Tunisia unions protest over economic woes, official’s arrest

Published: Updated:
Read Mode
100% Font Size
3 min read

Thousands of Tunisian trade unionists held protests across the country on Saturday over worsening economic woes and the arrest of a top union official.

The North African country is in drawn-out talks with the International Monetary Fund for a bailout loan, which the powerful UGTT workers’ federation has warned could entail painful austerity measures.

For all the latest headlines follow our Google News channel online or via the app.

Demonstrators in Sfax, where the largest protest took place on Saturday, chanted “Tunisia is not for sale!” and “no to removing subsidies!”

Some raised loaves of bread in a symbol of protest at soaring living costs.
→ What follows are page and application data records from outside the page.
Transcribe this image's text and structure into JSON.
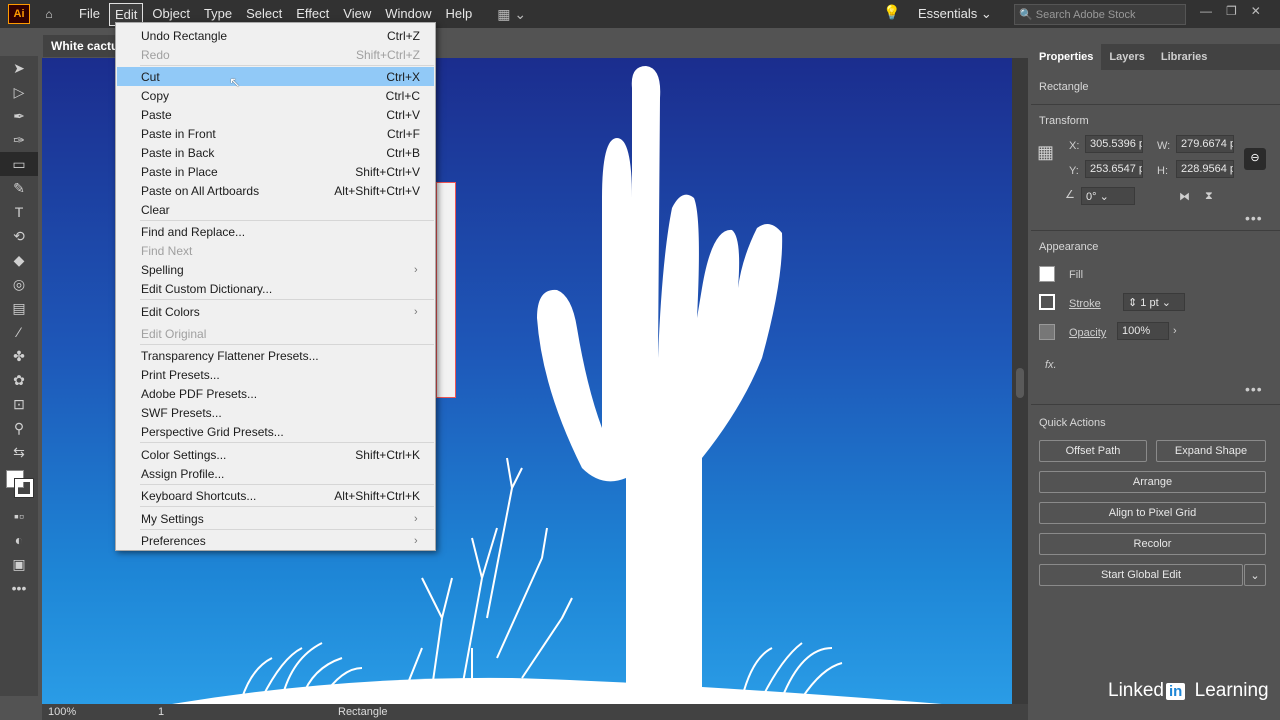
{
  "menubar": {
    "logo": "Ai",
    "menus": [
      "File",
      "Edit",
      "Object",
      "Type",
      "Select",
      "Effect",
      "View",
      "Window",
      "Help"
    ],
    "active_menu": "Edit",
    "workspace": "Essentials",
    "search_placeholder": "Search Adobe Stock"
  },
  "document": {
    "tab_title": "White cactus"
  },
  "edit_menu": {
    "items": [
      {
        "label": "Undo Rectangle",
        "shortcut": "Ctrl+Z",
        "disabled": false
      },
      {
        "label": "Redo",
        "shortcut": "Shift+Ctrl+Z",
        "disabled": true
      },
      {
        "label": "Cut",
        "shortcut": "Ctrl+X",
        "highlighted": true
      },
      {
        "label": "Copy",
        "shortcut": "Ctrl+C"
      },
      {
        "label": "Paste",
        "shortcut": "Ctrl+V"
      },
      {
        "label": "Paste in Front",
        "shortcut": "Ctrl+F"
      },
      {
        "label": "Paste in Back",
        "shortcut": "Ctrl+B"
      },
      {
        "label": "Paste in Place",
        "shortcut": "Shift+Ctrl+V"
      },
      {
        "label": "Paste on All Artboards",
        "shortcut": "Alt+Shift+Ctrl+V"
      },
      {
        "label": "Clear",
        "shortcut": ""
      },
      {
        "label": "Find and Replace...",
        "shortcut": ""
      },
      {
        "label": "Find Next",
        "shortcut": "",
        "disabled": true
      },
      {
        "label": "Spelling",
        "shortcut": "",
        "submenu": true
      },
      {
        "label": "Edit Custom Dictionary...",
        "shortcut": ""
      },
      {
        "label": "Edit Colors",
        "shortcut": "",
        "submenu": true
      },
      {
        "label": "Edit Original",
        "shortcut": "",
        "disabled": true
      },
      {
        "label": "Transparency Flattener Presets...",
        "shortcut": ""
      },
      {
        "label": "Print Presets...",
        "shortcut": ""
      },
      {
        "label": "Adobe PDF Presets...",
        "shortcut": ""
      },
      {
        "label": "SWF Presets...",
        "shortcut": ""
      },
      {
        "label": "Perspective Grid Presets...",
        "shortcut": ""
      },
      {
        "label": "Color Settings...",
        "shortcut": "Shift+Ctrl+K"
      },
      {
        "label": "Assign Profile...",
        "shortcut": ""
      },
      {
        "label": "Keyboard Shortcuts...",
        "shortcut": "Alt+Shift+Ctrl+K"
      },
      {
        "label": "My Settings",
        "shortcut": "",
        "submenu": true
      },
      {
        "label": "Preferences",
        "shortcut": "",
        "submenu": true
      }
    ]
  },
  "properties": {
    "tabs": [
      "Properties",
      "Layers",
      "Libraries"
    ],
    "object_type": "Rectangle",
    "transform": {
      "title": "Transform",
      "x_label": "X:",
      "x": "305.5396 p",
      "y_label": "Y:",
      "y": "253.6547 p",
      "w_label": "W:",
      "w": "279.6674 p",
      "h_label": "H:",
      "h": "228.9564 p",
      "angle": "0°"
    },
    "appearance": {
      "title": "Appearance",
      "fill_label": "Fill",
      "stroke_label": "Stroke",
      "stroke_value": "1 pt",
      "opacity_label": "Opacity",
      "opacity_value": "100%",
      "fx_label": "fx."
    },
    "quick_actions": {
      "title": "Quick Actions",
      "offset_path": "Offset Path",
      "expand_shape": "Expand Shape",
      "arrange": "Arrange",
      "align_pixel": "Align to Pixel Grid",
      "recolor": "Recolor",
      "global_edit": "Start Global Edit"
    }
  },
  "status": {
    "zoom": "100%",
    "artboard": "1",
    "selection": "Rectangle"
  },
  "watermark": {
    "linkedin_a": "Linked",
    "linkedin_in": "in",
    "linkedin_b": "Learning"
  },
  "colors": {
    "menubar": "#323232",
    "panel": "#535353",
    "highlight": "#91c9f7"
  }
}
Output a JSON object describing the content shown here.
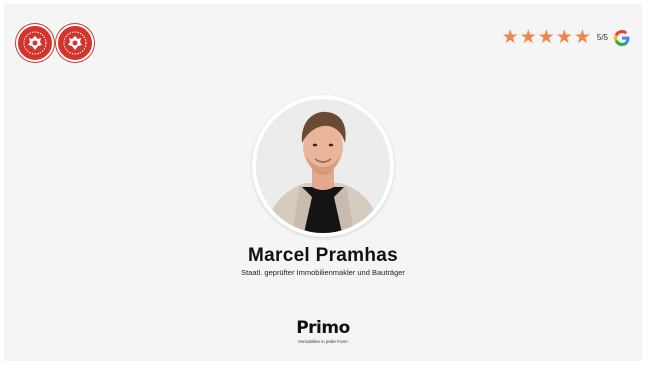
{
  "header": {
    "badges": [
      {
        "icon": "award-seal-icon"
      },
      {
        "icon": "award-seal-icon"
      }
    ],
    "rating": {
      "stars": 5,
      "max_stars": 5,
      "score_text": "5/5",
      "star_color": "#f0874a",
      "source_icon": "google-g-icon"
    }
  },
  "profile": {
    "name": "Marcel Pramhas",
    "job_title": "Staatl. geprüfter Immobilienmakler und Bauträger"
  },
  "footer": {
    "logo_text": "Primo",
    "tagline": "Immobilien in jeder Form"
  },
  "colors": {
    "background": "#f5f5f5",
    "badge_red": "#d3342c",
    "accent_orange": "#f0874a"
  }
}
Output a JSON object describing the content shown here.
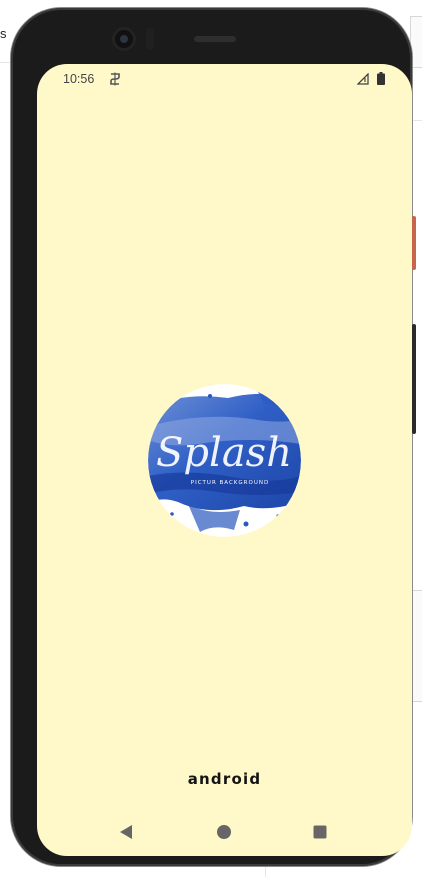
{
  "background": {
    "edge_text": "s"
  },
  "status_bar": {
    "time": "10:56",
    "icons": [
      "notification-icon",
      "signal-icon",
      "battery-icon"
    ]
  },
  "splash": {
    "logo_text": "Splash",
    "logo_subtext": "PICTUR BACKGROUND",
    "background_color": "#fff9c9",
    "accent_color": "#2a5bc4"
  },
  "footer": {
    "brand": "android"
  },
  "nav_bar": {
    "buttons": [
      "back-icon",
      "home-icon",
      "recents-icon"
    ]
  }
}
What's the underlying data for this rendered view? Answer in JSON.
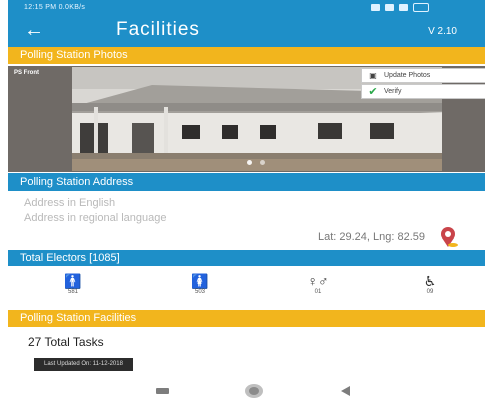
{
  "status_bar": {
    "time_speed": "12:15 PM  0.0KB/s"
  },
  "app_bar": {
    "back_icon": "back-arrow-icon",
    "title": "Facilities",
    "version": "V 2.10"
  },
  "photos_section": {
    "header": "Polling Station Photos",
    "photo_tag": "PS Front",
    "update_photos_label": "Update Photos",
    "verify_label": "Verify",
    "carousel_dots": 2
  },
  "address_section": {
    "header": "Polling Station Address",
    "address_english": "Address in English",
    "address_regional": "Address in regional language",
    "lat_lng": "Lat: 29.24, Lng: 82.59"
  },
  "electors_section": {
    "header": "Total Electors [1085]",
    "categories": [
      {
        "icon": "male-voter-icon",
        "glyph": "🚹",
        "count": "581"
      },
      {
        "icon": "female-voter-icon",
        "glyph": "🚺",
        "count": "503"
      },
      {
        "icon": "third-gender-icon",
        "glyph": "♀♂",
        "count": "01"
      },
      {
        "icon": "wheelchair-icon",
        "glyph": "♿",
        "count": "09"
      }
    ]
  },
  "facilities_section": {
    "header": "Polling Station Facilities",
    "tasks_label": "27 Total Tasks",
    "last_updated": "Last Updated On: 11-12-2018"
  },
  "colors": {
    "primary_blue": "#1e8fc8",
    "accent_yellow": "#f2b51d",
    "verify_green": "#2aa84a"
  }
}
They also demanded the release of senior UGTT official Anis Kaabi, who was arrested on January 31 following a strike by toll barrier workers, in what the union has described as “a blow to union work and a violation of union rights.”

Othmane Jallouli, the UGTT’s deputy chief, told demonstrators that “the government has failed to put the country on the path of economic and social reforms. All it has succeeded in is attacking the union.”

The latest protests come a year and a half after Tunisian President Kais Saied sacked the government and seized almost total power in the birthplace of the 2011 pro-democracy uprisings that rocked the Arab world.

Since his moves, which opponents have called a coup, he has been repeatedly accused of dragging the country back into authoritarianism.

“Today, any union member can be sacked simply for expressing an opinion,” Jallouli said.

European Trade Union Confederation head Esther Lynch also addressed the crowd in Sfax, delivering a message of “solidarity from 45 million workers around Europe.”

“We say to governments: hands off our trade unions, free our leaders,” she said.

The government must “sit down and negotiate with the UGTT for a solution” to Tunisia’s woes, she added.

Lynch said the UGTT represented “workers who are struggling to make ends meet.”

Tunisia, heavily indebted and import-dependent, is in the grip of a long-running economic crisis that has worsened since Russia’s invasion of Ukraine, with regular shortages of basic goods from sugar to petrol.

UGTT members protested across Tunisia at the same time as the Sfax demonstration, from Tozeur in the south to Bizerte in the north.

Kaabi faces trial from February 23 on charges of “using his position to harm public authorities.”

Read more:

Tunisia’s Kais Saied rejects foreign interference after US concern over arrests

Tunisians struggle with prices and shortages as economy worsens

Tunisian influential businessman Kamel Eltaief arrested: Lawyers

Top Content Trending